Hutzel’s very special house is a team effort that will make its debut in Washington, D.C. , this September during the U.S. Department of Energy’s 2011 Solar Decathlon. The house is one part of his vision for a world in which solar energy and sustainability become a part of everyday life. The international competition involves 20 collegiate teams vying for the home that best blends affordability, consumer appeal and design excellence with optimal energy production and maximum efficiency.
Hutzel is in the College of Technology, but he is leading a talented team of faculty and students from across campus to design and construct a net-zero house for the 2011 competition. “One of the most appealing parts of the project is that it is truly multidisciplinary," he says. "We are relying on a variety of expertise from the entire Purdue community to be most successful.” Construction of the home will begin in April and it will be functional by late June.
"Energy is one of the dominant challenges of our future, and energy independence is one area ripe for improvement,” he says. “Energy policy has been on the back burner in recent years, but it's becoming more of a bipartisan issue.

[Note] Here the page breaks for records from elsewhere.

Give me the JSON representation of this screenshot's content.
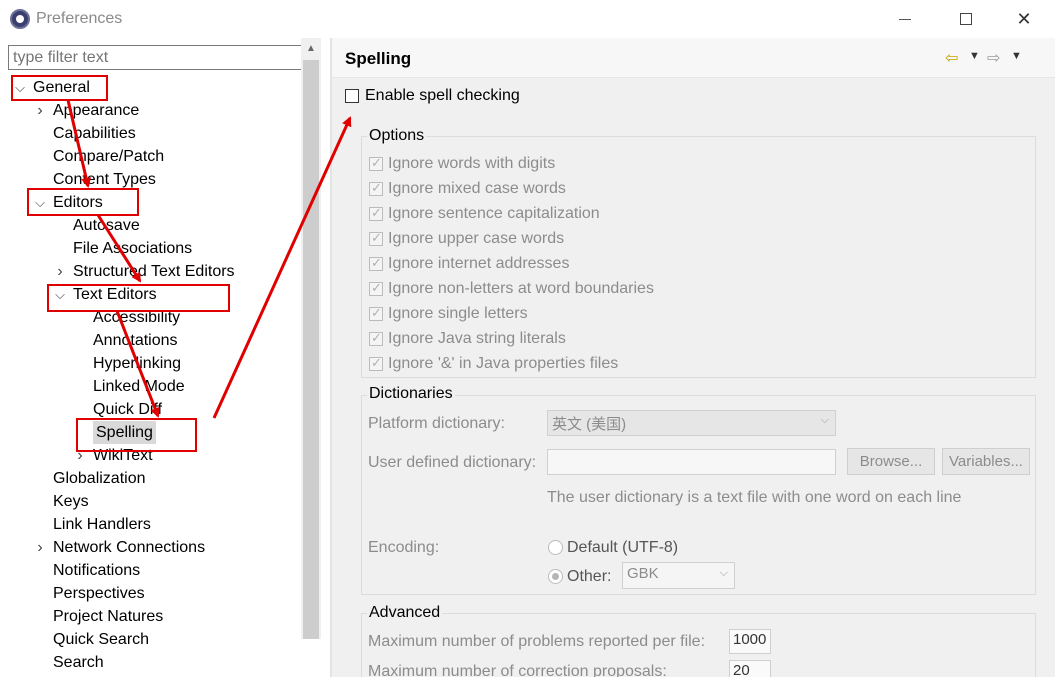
{
  "window": {
    "title": "Preferences"
  },
  "filter": {
    "placeholder": "type filter text"
  },
  "tree": [
    {
      "label": "General",
      "twisty": "open"
    },
    {
      "label": "Appearance",
      "twisty": "closed"
    },
    {
      "label": "Capabilities",
      "twisty": ""
    },
    {
      "label": "Compare/Patch",
      "twisty": ""
    },
    {
      "label": "Content Types",
      "twisty": ""
    },
    {
      "label": "Editors",
      "twisty": "open"
    },
    {
      "label": "Autosave",
      "twisty": ""
    },
    {
      "label": "File Associations",
      "twisty": ""
    },
    {
      "label": "Structured Text Editors",
      "twisty": "closed"
    },
    {
      "label": "Text Editors",
      "twisty": "open"
    },
    {
      "label": "Accessibility",
      "twisty": ""
    },
    {
      "label": "Annotations",
      "twisty": ""
    },
    {
      "label": "Hyperlinking",
      "twisty": ""
    },
    {
      "label": "Linked Mode",
      "twisty": ""
    },
    {
      "label": "Quick Diff",
      "twisty": ""
    },
    {
      "label": "Spelling",
      "twisty": "",
      "selected": true
    },
    {
      "label": "WikiText",
      "twisty": "closed"
    },
    {
      "label": "Globalization",
      "twisty": ""
    },
    {
      "label": "Keys",
      "twisty": ""
    },
    {
      "label": "Link Handlers",
      "twisty": ""
    },
    {
      "label": "Network Connections",
      "twisty": "closed"
    },
    {
      "label": "Notifications",
      "twisty": ""
    },
    {
      "label": "Perspectives",
      "twisty": ""
    },
    {
      "label": "Project Natures",
      "twisty": ""
    },
    {
      "label": "Quick Search",
      "twisty": ""
    },
    {
      "label": "Search",
      "twisty": ""
    }
  ],
  "page": {
    "title": "Spelling",
    "enable_label": "Enable spell checking",
    "enable_checked": false,
    "options_title": "Options",
    "options": [
      "Ignore words with digits",
      "Ignore mixed case words",
      "Ignore sentence capitalization",
      "Ignore upper case words",
      "Ignore internet addresses",
      "Ignore non-letters at word boundaries",
      "Ignore single letters",
      "Ignore Java string literals",
      "Ignore '&' in Java properties files"
    ],
    "dictionaries_title": "Dictionaries",
    "platform_dict_label": "Platform dictionary:",
    "platform_dict_value": "英文 (美国)",
    "user_dict_label": "User defined dictionary:",
    "user_dict_value": "",
    "browse_label": "Browse...",
    "variables_label": "Variables...",
    "user_dict_hint": "The user dictionary is a text file with one word on each line",
    "encoding_label": "Encoding:",
    "default_encoding_label": "Default (UTF-8)",
    "other_encoding_label": "Other:",
    "other_encoding_value": "GBK",
    "encoding_selected": "Other",
    "advanced_title": "Advanced",
    "max_problems_label": "Maximum number of problems reported per file:",
    "max_problems_value": "1000",
    "max_proposals_label": "Maximum number of correction proposals:",
    "max_proposals_value": "20"
  },
  "icons": {
    "back": "back-arrow-icon",
    "forward": "forward-arrow-icon"
  },
  "annotation_color": "#e00000"
}
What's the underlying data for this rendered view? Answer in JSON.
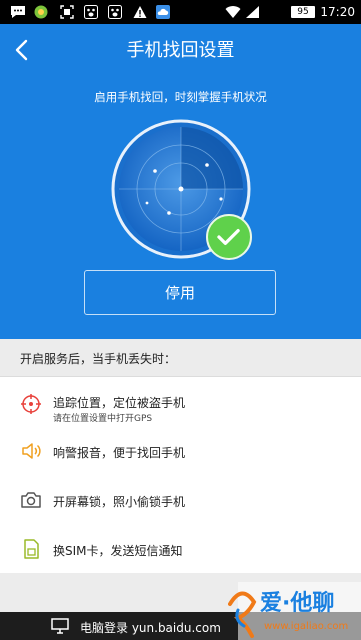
{
  "status_bar": {
    "battery": "95",
    "time": "17:20",
    "icons": [
      "message-icon",
      "app-icon",
      "screenshot-icon",
      "paw-icon",
      "paw-icon",
      "warning-icon",
      "weather-icon",
      "wifi-icon",
      "signal-icon"
    ]
  },
  "header": {
    "title": "手机找回设置",
    "subtitle": "启用手机找回，时刻掌握手机状况"
  },
  "status": {
    "enabled": true,
    "accent": "#1a80e0",
    "check_color": "#5fd14b"
  },
  "stop_button": {
    "label": "停用"
  },
  "section": {
    "header": "开启服务后，当手机丢失时："
  },
  "features": [
    {
      "icon": "locate-icon",
      "title": "追踪位置，定位被盗手机",
      "subtitle": "请在位置设置中打开GPS"
    },
    {
      "icon": "speaker-icon",
      "title": "响警报音，便于找回手机"
    },
    {
      "icon": "camera-icon",
      "title": "开屏幕锁，照小偷锁手机"
    },
    {
      "icon": "sim-icon",
      "title": "换SIM卡，发送短信通知"
    }
  ],
  "bottom_bar": {
    "text": "电脑登录 yun.baidu.com"
  },
  "watermark": {
    "text": "爱·他聊",
    "url": "www.igaliao.com"
  }
}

The technology is there, but there needs to be policy changes for more progress to be made.”
The Purdue-built home will include energy-producing elements such as photovoltaic panels that convert the sun’s energy into electricity. The 1,000 square-foot, one-story house will also feature walls made of structurally insulated panels (SIPS) and highly efficient heat pumps for heating, cooling and hot water. Day lighting will be used to further reduce electrical use and produce a bright indoor environment.
Far from being just a technical showcase, the overall design philosophy is to create a functional and cost-effective home that maintains an appealing Midwestern feel. Students have named their creation the INhome, short for Indiana home, to emphasize the customer base they had in mind during the design.
Hutzel has not only served as one of the technical advisors on the project but has also secured sponsorships with corporate partners, many of whom are showcasing innovative new products in the house. He also has to perform a final magic trick — ensuring that the fully functional home is disassembled, safely transported and then correctly reassembled at its destination in Washington.
"I would say this is definitely the biggest undertaking in my teaching career and potentially the most rewarding," Hutzel says. “Our hope with the Solar Decathlon is that we will bring awareness to the issue of energy efficiency in homes, and there's no better place to do that than where policy is made."
A-ha moment: In 2007, Hutzel was serving in Washington, D.C., as an energy-policy advisor to Sen. Bernie Sanders, the Independent senator from Vermont. During a break in legislative sessions, the senator asked Hutzel to accompany him on a tour of the 2007 Solar Decathlon. During this stroll through the National Mall, Hutzel noticed the names of the universities in the competition — Georgia Tech, Illinois, MIT, Texas A&M and others. "All I could think of is, ‘Why aren't we (Purdue) here?,’ " he recalls. He returned to campus and began the initiative that will take Purdue to the event in fall 2011.
Net-zero can become reality: Buildings consume about 40 percent of the energy we use in this country, according to Hutzel, who says it makes sense to do what we can to save energy in them. “Maybe not all of these features can be implemented in your average consumer home right now,” he says, “but the competition is already starting to make the general population and contractors more aware of how to be energy-efficient.” Long term, there is the potential to impact building codes which could lead to significant savings across the country.
Perspectives: "The opportunity to make a difference and to focus all of this great student talent we have inspires my work,” Hutzel says. “It's fun to interact with students from all walks of life. In the same class, you might have a farm kid, a student who grew up in a big city and a student who grew up in another country. Energy can seem like a boring subject to learn about, but I try to make it relevant for students from all backgrounds."
Personal energy: Hutzel knows all about spending and conserving energy. Just take a look at his personal life: “I have five kids and stay busy coaching their teams. I also bike about 1,500 miles a year."